In the July 2000 issue of Trends in Plant Science, Tom Okita and his associates in the Institute of Biological Chemistry, Washington University, Pullman, review the progress on our understanding of starch synthesis and its regulation.
The authors begin their review by pointing out that starch in its unmodified form has limited industrial uses. Therefore, there is an urgent need to produce modified starches in order to enhance its multipurpose uses in the industry where it serves as a raw material in the food, paper, adhesive and livestock industry. The limited reactivity of glucose as a building block makes it difficult to modify starch molecules. This objective could be achieved by introducing glucose residues with reactive side-chains or charged groups. Some modifications desired are: addition of crosslinkers to introduce molecules such as phosphates or addition of charges to make super-absorbent polymers. A variety of strategies are discussed concerning the creation of novel starch molecules. Some enzymes that can be used for generating novel starches are: starch branching enzyme (SBE), debranching enzyme (DBE) , granular-bound starch synthase (GBSSI) and starch synthase (SS). For example, there is an increased amount of amylose production when SBE and SS are activated; similarly the activation of AGPase and GBSS lead to production of an increased amount of amylopectin. Starch yield is enhanced with the increase of activity of both SBE and DBE in conjunction with ATP/ADP transporter and AGPase.

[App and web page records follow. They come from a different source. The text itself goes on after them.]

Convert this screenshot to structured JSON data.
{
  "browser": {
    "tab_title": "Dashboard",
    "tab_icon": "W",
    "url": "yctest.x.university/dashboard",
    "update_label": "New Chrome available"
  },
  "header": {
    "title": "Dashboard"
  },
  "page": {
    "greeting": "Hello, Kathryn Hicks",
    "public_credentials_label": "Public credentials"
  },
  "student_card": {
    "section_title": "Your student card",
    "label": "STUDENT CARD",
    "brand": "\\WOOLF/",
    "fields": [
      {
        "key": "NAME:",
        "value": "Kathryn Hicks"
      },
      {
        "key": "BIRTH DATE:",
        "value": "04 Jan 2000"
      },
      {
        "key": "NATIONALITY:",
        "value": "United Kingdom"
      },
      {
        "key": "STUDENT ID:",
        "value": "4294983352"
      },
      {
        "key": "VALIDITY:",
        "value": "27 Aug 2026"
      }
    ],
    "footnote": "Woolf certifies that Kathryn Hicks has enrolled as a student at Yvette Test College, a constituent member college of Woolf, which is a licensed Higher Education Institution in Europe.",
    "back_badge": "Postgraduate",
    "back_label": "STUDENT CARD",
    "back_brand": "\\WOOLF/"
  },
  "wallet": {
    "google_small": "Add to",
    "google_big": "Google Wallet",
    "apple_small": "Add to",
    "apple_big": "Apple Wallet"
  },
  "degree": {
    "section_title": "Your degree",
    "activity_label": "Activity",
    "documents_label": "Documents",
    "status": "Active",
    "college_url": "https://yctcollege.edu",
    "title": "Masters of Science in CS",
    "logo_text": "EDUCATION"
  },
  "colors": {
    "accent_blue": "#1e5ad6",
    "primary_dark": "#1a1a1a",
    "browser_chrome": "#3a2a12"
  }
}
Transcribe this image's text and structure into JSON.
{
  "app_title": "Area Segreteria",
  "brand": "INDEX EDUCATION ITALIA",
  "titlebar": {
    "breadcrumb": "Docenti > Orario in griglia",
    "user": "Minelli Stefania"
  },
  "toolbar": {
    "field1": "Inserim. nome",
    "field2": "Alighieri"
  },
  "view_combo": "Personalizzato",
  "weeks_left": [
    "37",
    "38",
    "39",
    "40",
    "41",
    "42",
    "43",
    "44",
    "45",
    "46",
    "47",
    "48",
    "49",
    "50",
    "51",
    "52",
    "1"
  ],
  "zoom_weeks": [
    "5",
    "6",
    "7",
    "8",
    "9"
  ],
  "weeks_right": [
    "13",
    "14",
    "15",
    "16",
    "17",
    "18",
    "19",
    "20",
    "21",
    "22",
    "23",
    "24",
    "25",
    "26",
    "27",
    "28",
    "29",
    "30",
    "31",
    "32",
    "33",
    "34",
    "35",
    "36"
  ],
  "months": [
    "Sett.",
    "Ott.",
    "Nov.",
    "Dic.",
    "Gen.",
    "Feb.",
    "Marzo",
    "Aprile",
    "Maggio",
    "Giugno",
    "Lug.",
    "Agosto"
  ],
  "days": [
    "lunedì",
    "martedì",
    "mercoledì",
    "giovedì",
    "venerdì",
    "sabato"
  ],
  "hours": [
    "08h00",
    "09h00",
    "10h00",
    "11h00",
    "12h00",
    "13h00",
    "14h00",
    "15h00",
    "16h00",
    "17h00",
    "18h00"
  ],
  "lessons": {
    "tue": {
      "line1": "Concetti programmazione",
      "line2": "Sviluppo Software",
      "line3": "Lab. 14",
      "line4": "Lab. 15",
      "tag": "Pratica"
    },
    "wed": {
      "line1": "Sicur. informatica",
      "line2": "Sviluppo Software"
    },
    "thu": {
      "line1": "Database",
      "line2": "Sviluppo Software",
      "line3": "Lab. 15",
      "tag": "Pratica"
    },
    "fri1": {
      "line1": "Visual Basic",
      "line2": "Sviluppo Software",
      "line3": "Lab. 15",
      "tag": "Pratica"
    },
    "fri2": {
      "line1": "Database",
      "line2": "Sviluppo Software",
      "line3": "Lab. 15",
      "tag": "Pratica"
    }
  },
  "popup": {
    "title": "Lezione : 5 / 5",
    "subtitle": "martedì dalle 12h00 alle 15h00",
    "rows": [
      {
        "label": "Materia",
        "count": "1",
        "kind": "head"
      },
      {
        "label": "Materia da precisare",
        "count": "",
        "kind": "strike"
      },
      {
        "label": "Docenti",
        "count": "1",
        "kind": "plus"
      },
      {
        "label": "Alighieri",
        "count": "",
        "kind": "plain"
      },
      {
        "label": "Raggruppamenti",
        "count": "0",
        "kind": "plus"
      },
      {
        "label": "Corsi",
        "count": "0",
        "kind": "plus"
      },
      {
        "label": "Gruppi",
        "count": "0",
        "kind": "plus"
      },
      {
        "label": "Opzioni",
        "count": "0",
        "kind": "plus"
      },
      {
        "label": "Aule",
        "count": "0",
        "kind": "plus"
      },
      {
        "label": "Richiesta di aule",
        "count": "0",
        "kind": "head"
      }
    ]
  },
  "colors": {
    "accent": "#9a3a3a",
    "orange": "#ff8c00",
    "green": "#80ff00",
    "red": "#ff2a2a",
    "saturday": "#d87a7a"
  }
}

Because starch formation is reduced by antisense AGPase in transgenic potatoes, it seems reasonable to the authors that the increased activity of this enzyme will increase starch production. Some experimental data supports this view; some does not . When the potato variety Russett Burbank was transformed with a mutant E. coli AGPase gene, there was a 30% increase in starch content. However, the effect on yield was negative in the potato variety Prairie, despite a four-fold increase of AGPase.
The authors propose that bioengineering of AGPase could be achieved by combining the two subunits of this enzyme, large and small in different proportions. The larger subunit plays a regulatory role while the smaller one, a catalytic one. The different levels of AGPase have profound effects also on starch structure; for instance, reduced levels of AGPase lower the amylose content of starch and higher levels enhance short-chain amylopectin.
Studies on starch synthase isoforms reveal that by manipulating this enzyme, it may be possible to generate novel starch molecules by extending glucan chains, or changing their thermosensitivity or by producing chimeric proteins through fusion of an SBE isoform with a GBSS isoform. The authors also suggest that a DNA shuffling approach, in which different species and isoforms of SBE are used, may be applied to bioengineer new enzymes for different catalytic turnover and chain lengths.